To access the trailhead from Kananaskis Village, head back out to Highway 40 and go left (south) towards the Trans-Canada Highway. After about 15 minutes you’ll reach a sign that says Barrier Lake. Keep driving and turn at Barrier Dam, another few minutes down the road.
There are 11 switchbacks (count ’em) through the trees to the ridge.
The trail starts around the dam on the flat gravel path that circumnavigates the lake. At the other side of the lake, there’s a path that leads into the wilderness (AKA trees). Take it all the way (seriously, this feels like it goes on forever) under the power lines, through the meadow past the first intersection and sign to the second one where the path crosses Stoney Trail (you’ll see a green sign post). Turn right, then take a pretty quick left that leads up the mountain.
There are 11 switchbacks (count ’em) through the trees to the ridge. Many paths shortcut the trail, but they’re steep and not well packed, so can be extremely slippery; I do not recommend these. There is also a path that leads off into nothingness on the right side of the trail; don’t take it.
The trail continues and becomes a bit steeper, but that doesn’t last very long. You’ll hit a small, open resting spot where you can see mountains ahead and the lake beside you. The high point of the trail is a rocky outcrop with an awesome view back toward Barrier Lake and Mount Baldy. You can identify this point by the massive white metal square in the trees behind (I have no idea what it is).
This is the turnaround point for most people, as well as where Jewell Pass connects to Prairie View trail. However, if you want to keep hikingr to the lookout, it’s only another kilometre or so and 125 m elevation gain. Continue on the path to the right of the rock outcrop (if you came up Prairie View).
The trail begins indistinctly, but becomes apparent further on. This section is considerably steeper than the first, as well as narrower and less clear, but is short and definitely doable.
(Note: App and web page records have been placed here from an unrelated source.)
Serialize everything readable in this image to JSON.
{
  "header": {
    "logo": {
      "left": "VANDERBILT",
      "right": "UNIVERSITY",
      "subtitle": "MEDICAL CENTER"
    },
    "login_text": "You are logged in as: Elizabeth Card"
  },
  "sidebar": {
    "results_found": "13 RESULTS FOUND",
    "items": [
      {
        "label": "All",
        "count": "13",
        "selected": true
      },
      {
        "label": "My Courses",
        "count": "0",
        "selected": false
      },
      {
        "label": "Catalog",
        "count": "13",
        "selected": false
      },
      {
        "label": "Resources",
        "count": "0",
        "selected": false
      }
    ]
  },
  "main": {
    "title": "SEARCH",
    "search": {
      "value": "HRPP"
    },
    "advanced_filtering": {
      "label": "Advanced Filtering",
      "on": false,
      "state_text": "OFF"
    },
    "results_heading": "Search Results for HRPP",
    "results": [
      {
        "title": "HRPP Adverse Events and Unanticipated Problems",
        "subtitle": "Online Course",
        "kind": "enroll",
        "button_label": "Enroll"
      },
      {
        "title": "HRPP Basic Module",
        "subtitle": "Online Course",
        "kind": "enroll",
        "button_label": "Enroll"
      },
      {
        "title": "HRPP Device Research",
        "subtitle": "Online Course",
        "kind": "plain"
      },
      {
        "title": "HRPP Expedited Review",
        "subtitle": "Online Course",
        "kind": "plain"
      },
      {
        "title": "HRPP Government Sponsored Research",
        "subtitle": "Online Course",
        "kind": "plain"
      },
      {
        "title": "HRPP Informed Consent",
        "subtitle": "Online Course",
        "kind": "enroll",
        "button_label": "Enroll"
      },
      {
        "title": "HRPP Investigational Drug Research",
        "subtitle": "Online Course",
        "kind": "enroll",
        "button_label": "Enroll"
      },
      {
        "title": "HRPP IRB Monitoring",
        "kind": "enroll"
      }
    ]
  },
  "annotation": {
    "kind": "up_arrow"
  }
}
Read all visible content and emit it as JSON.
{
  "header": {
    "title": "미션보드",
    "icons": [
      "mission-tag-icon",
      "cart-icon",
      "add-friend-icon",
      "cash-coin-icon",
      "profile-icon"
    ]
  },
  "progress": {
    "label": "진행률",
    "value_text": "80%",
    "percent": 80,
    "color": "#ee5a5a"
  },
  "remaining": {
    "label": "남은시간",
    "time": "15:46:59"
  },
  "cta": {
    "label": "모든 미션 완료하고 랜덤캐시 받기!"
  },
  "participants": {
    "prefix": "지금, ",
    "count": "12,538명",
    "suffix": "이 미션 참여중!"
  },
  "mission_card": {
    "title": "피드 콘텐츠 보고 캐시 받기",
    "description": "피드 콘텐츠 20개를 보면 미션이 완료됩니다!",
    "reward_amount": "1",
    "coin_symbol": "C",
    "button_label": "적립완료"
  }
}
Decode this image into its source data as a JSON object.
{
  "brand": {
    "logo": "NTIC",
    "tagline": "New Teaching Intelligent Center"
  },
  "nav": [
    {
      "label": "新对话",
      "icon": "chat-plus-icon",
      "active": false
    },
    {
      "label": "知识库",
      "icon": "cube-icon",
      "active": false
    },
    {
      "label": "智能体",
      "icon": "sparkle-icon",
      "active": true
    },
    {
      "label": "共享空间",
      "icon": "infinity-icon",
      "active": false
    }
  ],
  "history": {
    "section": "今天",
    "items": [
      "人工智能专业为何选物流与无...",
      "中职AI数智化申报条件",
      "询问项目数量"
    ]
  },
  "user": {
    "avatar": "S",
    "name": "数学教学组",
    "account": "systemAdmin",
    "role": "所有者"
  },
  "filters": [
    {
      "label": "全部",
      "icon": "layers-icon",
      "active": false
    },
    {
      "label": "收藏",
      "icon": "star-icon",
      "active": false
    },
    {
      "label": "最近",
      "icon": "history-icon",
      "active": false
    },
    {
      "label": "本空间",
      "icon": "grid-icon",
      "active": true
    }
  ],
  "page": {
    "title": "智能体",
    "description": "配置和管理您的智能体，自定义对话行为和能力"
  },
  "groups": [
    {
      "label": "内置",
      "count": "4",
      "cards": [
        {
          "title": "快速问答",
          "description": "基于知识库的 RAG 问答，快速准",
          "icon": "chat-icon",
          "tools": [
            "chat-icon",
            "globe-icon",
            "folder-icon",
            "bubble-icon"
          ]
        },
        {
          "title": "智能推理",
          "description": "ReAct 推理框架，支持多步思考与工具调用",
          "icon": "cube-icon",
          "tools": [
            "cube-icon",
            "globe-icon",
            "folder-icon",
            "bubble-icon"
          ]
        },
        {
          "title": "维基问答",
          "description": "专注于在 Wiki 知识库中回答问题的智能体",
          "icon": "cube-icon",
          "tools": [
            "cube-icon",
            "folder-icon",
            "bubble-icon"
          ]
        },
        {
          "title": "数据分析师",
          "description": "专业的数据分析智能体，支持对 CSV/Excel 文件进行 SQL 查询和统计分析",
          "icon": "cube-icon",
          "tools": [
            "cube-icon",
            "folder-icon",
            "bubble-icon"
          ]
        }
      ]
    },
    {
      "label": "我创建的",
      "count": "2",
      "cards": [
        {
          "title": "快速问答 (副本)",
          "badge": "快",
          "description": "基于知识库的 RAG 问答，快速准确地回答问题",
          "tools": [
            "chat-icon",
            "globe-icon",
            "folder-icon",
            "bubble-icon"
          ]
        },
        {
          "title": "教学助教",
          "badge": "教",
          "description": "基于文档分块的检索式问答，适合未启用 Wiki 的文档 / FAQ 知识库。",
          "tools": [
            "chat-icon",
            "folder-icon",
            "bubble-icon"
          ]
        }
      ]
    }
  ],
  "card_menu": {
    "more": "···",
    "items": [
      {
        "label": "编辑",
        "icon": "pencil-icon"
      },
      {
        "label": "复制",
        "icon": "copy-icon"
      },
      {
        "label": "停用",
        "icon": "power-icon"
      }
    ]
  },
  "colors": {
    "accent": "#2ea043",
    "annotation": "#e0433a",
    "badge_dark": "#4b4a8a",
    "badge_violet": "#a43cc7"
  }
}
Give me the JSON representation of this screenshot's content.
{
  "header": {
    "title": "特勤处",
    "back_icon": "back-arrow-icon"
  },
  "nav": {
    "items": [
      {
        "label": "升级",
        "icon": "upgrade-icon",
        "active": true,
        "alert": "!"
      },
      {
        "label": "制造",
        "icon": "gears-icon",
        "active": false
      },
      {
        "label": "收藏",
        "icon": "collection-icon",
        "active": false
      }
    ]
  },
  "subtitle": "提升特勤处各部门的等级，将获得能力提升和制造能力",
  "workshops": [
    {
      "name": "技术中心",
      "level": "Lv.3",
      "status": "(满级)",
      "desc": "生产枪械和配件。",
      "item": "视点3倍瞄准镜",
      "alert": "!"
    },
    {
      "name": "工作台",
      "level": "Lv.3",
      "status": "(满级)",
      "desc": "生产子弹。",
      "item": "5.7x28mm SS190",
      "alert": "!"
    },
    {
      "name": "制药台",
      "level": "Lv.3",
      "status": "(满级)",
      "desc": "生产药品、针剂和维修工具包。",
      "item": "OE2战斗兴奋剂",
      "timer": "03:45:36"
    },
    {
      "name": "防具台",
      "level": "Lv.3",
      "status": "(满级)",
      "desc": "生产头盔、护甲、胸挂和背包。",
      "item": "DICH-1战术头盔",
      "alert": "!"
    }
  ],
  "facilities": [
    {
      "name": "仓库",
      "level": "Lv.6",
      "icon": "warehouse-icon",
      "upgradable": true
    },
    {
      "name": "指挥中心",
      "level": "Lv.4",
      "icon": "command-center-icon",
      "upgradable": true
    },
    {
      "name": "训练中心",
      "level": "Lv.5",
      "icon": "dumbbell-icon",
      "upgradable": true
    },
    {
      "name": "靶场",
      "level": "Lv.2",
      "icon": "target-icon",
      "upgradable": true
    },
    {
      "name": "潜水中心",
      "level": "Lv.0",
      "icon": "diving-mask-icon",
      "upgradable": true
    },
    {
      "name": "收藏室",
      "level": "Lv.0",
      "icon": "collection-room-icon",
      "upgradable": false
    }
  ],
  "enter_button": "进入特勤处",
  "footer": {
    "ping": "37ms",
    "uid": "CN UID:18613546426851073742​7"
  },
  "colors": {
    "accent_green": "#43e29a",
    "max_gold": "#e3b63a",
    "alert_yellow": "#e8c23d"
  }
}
You may have to climb over rock slabs. As you get closer to the summit you’ll begin to see over the other side of the ridge. Mount Yamnuska, the highway, rolling prairies and even the cement plant come into view and make a great photo opportunity.
Enjoy a 360⁰ view of the mountains, lake and beautiful scenery in every direction.
You’ll pass some signs along the way that say “No firing guns” “Private residence ahead” and fun things like that. At the top is a small building where the fire lookout monitor lives, so please be respectful. There are multiple structures including a helipad that you can wander around.
Enjoy a 360⁰ view of the mountains, lake and beautiful scenery in every direction. If you’re lucky you’ll meet the cute dog who lives with the current fire lookout monitor.
Heading back down the same way you came up, you can choose to take the same trail back or venture down Jewell Pass. I didn’t take Jewell Pass because a couple I ran into told me they had spotted a bear (bring your bear spray!) and being a lone hiker, I decided not to risk it.
If you’ve made it down to Barrier Lake early enough (before 5 and on the weekend), you can drive back to the Barrier Lake turnoff and enjoy one of our boat rentals—canoe, kayak or SUP. If it’s too late or you’re just exhausted, go back to the lake and relax on the beach as you admire the scenery.